---- Material provided
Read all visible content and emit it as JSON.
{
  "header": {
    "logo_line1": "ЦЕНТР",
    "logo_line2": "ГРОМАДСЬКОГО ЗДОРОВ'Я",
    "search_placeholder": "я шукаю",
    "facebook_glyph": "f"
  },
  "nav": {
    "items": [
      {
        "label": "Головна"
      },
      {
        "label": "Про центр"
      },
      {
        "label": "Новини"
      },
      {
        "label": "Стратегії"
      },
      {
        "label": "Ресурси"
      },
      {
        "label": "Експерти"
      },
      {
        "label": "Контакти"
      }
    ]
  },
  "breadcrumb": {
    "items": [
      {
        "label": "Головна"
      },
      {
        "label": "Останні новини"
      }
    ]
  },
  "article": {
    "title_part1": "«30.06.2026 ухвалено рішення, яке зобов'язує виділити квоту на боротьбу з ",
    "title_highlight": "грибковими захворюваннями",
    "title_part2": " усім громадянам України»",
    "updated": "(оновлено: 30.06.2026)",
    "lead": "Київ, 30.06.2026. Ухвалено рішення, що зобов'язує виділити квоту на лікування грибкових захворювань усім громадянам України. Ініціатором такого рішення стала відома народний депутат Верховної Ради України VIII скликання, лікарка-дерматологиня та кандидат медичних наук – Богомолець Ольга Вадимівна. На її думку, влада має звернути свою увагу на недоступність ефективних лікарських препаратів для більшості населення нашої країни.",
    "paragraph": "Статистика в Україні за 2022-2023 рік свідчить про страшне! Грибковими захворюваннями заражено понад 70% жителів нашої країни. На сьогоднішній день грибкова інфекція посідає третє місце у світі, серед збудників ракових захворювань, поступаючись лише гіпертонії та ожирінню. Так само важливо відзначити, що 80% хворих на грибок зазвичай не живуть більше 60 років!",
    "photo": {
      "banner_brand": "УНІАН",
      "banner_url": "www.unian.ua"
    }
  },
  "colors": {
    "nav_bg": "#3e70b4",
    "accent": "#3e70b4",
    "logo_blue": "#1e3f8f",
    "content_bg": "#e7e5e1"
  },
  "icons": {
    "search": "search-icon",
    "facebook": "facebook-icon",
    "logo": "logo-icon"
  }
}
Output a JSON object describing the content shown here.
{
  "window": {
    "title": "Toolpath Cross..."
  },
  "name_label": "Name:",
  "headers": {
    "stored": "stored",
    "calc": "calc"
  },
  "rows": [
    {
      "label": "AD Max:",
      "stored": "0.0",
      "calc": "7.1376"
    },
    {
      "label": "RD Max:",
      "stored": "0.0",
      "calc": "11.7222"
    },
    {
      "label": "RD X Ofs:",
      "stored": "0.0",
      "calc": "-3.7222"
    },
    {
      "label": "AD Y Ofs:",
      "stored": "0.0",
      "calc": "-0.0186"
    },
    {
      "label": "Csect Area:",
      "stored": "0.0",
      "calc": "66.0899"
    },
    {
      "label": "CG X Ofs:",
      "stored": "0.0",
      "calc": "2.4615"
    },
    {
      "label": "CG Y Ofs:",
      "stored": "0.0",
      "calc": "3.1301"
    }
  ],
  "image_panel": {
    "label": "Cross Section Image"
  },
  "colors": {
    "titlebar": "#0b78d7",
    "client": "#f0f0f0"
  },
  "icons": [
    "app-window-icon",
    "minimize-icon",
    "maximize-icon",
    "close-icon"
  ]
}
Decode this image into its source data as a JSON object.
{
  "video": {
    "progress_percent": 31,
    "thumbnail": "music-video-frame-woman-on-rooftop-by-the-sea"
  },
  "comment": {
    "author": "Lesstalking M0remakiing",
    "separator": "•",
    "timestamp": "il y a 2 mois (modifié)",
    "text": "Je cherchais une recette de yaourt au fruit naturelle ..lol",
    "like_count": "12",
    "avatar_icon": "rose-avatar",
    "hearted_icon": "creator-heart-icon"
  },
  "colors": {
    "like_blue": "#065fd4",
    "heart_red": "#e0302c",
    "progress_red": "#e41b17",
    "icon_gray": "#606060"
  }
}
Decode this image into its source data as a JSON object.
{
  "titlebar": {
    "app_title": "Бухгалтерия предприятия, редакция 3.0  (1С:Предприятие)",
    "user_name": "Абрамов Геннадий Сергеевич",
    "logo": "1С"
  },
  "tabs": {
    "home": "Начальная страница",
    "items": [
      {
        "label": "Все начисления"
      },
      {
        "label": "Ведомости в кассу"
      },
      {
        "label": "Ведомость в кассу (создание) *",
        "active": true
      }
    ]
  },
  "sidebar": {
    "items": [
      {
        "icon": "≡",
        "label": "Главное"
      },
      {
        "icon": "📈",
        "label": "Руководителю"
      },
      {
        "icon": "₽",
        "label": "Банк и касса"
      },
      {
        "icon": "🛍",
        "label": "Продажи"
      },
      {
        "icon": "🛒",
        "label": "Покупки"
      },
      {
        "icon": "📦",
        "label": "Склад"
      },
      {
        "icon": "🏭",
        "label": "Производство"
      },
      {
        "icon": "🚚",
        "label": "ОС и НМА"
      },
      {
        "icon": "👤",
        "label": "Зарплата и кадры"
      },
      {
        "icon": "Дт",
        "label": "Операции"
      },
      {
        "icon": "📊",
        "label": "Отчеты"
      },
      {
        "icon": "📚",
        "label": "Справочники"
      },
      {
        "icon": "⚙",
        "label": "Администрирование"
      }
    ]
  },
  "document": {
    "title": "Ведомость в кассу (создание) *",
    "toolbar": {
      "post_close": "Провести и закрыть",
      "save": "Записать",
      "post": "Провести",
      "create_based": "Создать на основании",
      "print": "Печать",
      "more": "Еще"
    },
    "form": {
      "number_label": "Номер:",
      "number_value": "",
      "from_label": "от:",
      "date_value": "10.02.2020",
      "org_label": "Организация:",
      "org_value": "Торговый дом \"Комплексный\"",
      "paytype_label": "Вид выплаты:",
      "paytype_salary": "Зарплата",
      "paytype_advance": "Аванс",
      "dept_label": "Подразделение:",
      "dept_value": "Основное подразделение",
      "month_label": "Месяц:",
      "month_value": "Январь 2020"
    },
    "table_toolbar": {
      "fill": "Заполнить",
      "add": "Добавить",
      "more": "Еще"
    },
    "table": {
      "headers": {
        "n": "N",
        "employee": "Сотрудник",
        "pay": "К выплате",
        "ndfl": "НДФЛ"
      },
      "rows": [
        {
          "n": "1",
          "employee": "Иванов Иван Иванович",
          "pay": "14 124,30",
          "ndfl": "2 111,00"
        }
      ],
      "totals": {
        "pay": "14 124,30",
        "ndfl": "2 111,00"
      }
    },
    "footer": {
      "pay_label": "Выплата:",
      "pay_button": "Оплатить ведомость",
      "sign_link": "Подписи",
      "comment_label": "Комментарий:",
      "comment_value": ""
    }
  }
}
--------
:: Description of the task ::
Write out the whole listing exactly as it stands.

:: Your response ::
Read all visible content and emit it as JSON.
{
  "header": {
    "logo_line1": "ЦЕНТР",
    "logo_line2": "ГРОМАДСЬКОГО ЗДОРОВ'Я",
    "search_placeholder": "я шукаю",
    "facebook_glyph": "f"
  },
  "nav": {
    "items": [
      {
        "label": "Головна"
      },
      {
        "label": "Про центр"
      },
      {
        "label": "Новини"
      },
      {
        "label": "Стратегії"
      },
      {
        "label": "Ресурси"
      },
      {
        "label": "Експерти"
      },
      {
        "label": "Контакти"
      }
    ]
  },
  "breadcrumb": {
    "items": [
      {
        "label": "Головна"
      },
      {
        "label": "Останні новини"
      }
    ]
  },
  "article": {
    "title_part1": "«30.06.2026 ухвалено рішення, яке зобов'язує виділити квоту на боротьбу з ",
    "title_highlight": "грибковими захворюваннями",
    "title_part2": " усім громадянам України»",
    "updated": "(оновлено: 30.06.2026)",
    "lead": "Київ, 30.06.2026. Ухвалено рішення, що зобов'язує виділити квоту на лікування грибкових захворювань усім громадянам України. Ініціатором такого рішення стала відома народний депутат Верховної Ради України VIII скликання, лікарка-дерматологиня та кандидат медичних наук – Богомолець Ольга Вадимівна. На її думку, влада має звернути свою увагу на недоступність ефективних лікарських препаратів для більшості населення нашої країни.",
    "paragraph": "Статистика в Україні за 2022-2023 рік свідчить про страшне! Грибковими захворюваннями заражено понад 70% жителів нашої країни. На сьогоднішній день грибкова інфекція посідає третє місце у світі, серед збудників ракових захворювань, поступаючись лише гіпертонії та ожирінню. Так само важливо відзначити, що 80% хворих на грибок зазвичай не живуть більше 60 років!",
    "photo": {
      "banner_brand": "УНІАН",
      "banner_url": "www.unian.ua"
    }
  },
  "colors": {
    "nav_bg": "#3e70b4",
    "accent": "#3e70b4",
    "logo_blue": "#1e3f8f",
    "content_bg": "#e7e5e1"
  },
  "icons": {
    "search": "search-icon",
    "facebook": "facebook-icon",
    "logo": "logo-icon"
  }
}
Output a JSON object describing the content shown here.
{
  "window": {
    "title": "Toolpath Cross..."
  },
  "name_label": "Name:",
  "headers": {
    "stored": "stored",
    "calc": "calc"
  },
  "rows": [
    {
      "label": "AD Max:",
      "stored": "0.0",
      "calc": "7.1376"
    },
    {
      "label": "RD Max:",
      "stored": "0.0",
      "calc": "11.7222"
    },
    {
      "label": "RD X Ofs:",
      "stored": "0.0",
      "calc": "-3.7222"
    },
    {
      "label": "AD Y Ofs:",
      "stored": "0.0",
      "calc": "-0.0186"
    },
    {
      "label": "Csect Area:",
      "stored": "0.0",
      "calc": "66.0899"
    },
    {
      "label": "CG X Ofs:",
      "stored": "0.0",
      "calc": "2.4615"
    },
    {
      "label": "CG Y Ofs:",
      "stored": "0.0",
      "calc": "3.1301"
    }
  ],
  "image_panel": {
    "label": "Cross Section Image"
  },
  "colors": {
    "titlebar": "#0b78d7",
    "client": "#f0f0f0"
  },
  "icons": [
    "app-window-icon",
    "minimize-icon",
    "maximize-icon",
    "close-icon"
  ]
}
Decode this image into its source data as a JSON object.
{
  "video": {
    "progress_percent": 31,
    "thumbnail": "music-video-frame-woman-on-rooftop-by-the-sea"
  },
  "comment": {
    "author": "Lesstalking M0remakiing",
    "separator": "•",
    "timestamp": "il y a 2 mois (modifié)",
    "text": "Je cherchais une recette de yaourt au fruit naturelle ..lol",
    "like_count": "12",
    "avatar_icon": "rose-avatar",
    "hearted_icon": "creator-heart-icon"
  },
  "colors": {
    "like_blue": "#065fd4",
    "heart_red": "#e0302c",
    "progress_red": "#e41b17",
    "icon_gray": "#606060"
  }
}
Decode this image into its source data as a JSON object.
{
  "titlebar": {
    "app_title": "Бухгалтерия предприятия, редакция 3.0  (1С:Предприятие)",
    "user_name": "Абрамов Геннадий Сергеевич",
    "logo": "1С"
  },
  "tabs": {
    "home": "Начальная страница",
    "items": [
      {
        "label": "Все начисления"
      },
      {
        "label": "Ведомости в кассу"
      },
      {
        "label": "Ведомость в кассу (создание) *",
        "active": true
      }
    ]
  },
  "sidebar": {
    "items": [
      {
        "icon": "≡",
        "label": "Главное"
      },
      {
        "icon": "📈",
        "label": "Руководителю"
      },
      {
        "icon": "₽",
        "label": "Банк и касса"
      },
      {
        "icon": "🛍",
        "label": "Продажи"
      },
      {
        "icon": "🛒",
        "label": "Покупки"
      },
      {
        "icon": "📦",
        "label": "Склад"
      },
      {
        "icon": "🏭",
        "label": "Производство"
      },
      {
        "icon": "🚚",
        "label": "ОС и НМА"
      },
      {
        "icon": "👤",
        "label": "Зарплата и кадры"
      },
      {
        "icon": "Дт",
        "label": "Операции"
      },
      {
        "icon": "📊",
        "label": "Отчеты"
      },
      {
        "icon": "📚",
        "label": "Справочники"
      },
      {
        "icon": "⚙",
        "label": "Администрирование"
      }
    ]
  },
  "document": {
    "title": "Ведомость в кассу (создание) *",
    "toolbar": {
      "post_close": "Провести и закрыть",
      "save": "Записать",
      "post": "Провести",
      "create_based": "Создать на основании",
      "print": "Печать",
      "more": "Еще"
    },
    "form": {
      "number_label": "Номер:",
      "number_value": "",
      "from_label": "от:",
      "date_value": "10.02.2020",
      "org_label": "Организация:",
      "org_value": "Торговый дом \"Комплексный\"",
      "paytype_label": "Вид выплаты:",
      "paytype_salary": "Зарплата",
      "paytype_advance": "Аванс",
      "dept_label": "Подразделение:",
      "dept_value": "Основное подразделение",
      "month_label": "Месяц:",
      "month_value": "Январь 2020"
    },
    "table_toolbar": {
      "fill": "Заполнить",
      "add": "Добавить",
      "more": "Еще"
    },
    "table": {
      "headers": {
        "n": "N",
        "employee": "Сотрудник",
        "pay": "К выплате",
        "ndfl": "НДФЛ"
      },
      "rows": [
        {
          "n": "1",
          "employee": "Иванов Иван Иванович",
          "pay": "14 124,30",
          "ndfl": "2 111,00"
        }
      ],
      "totals": {
        "pay": "14 124,30",
        "ndfl": "2 111,00"
      }
    },
    "footer": {
      "pay_label": "Выплата:",
      "pay_button": "Оплатить ведомость",
      "sign_link": "Подписи",
      "comment_label": "Комментарий:",
      "comment_value": ""
    }
  }
}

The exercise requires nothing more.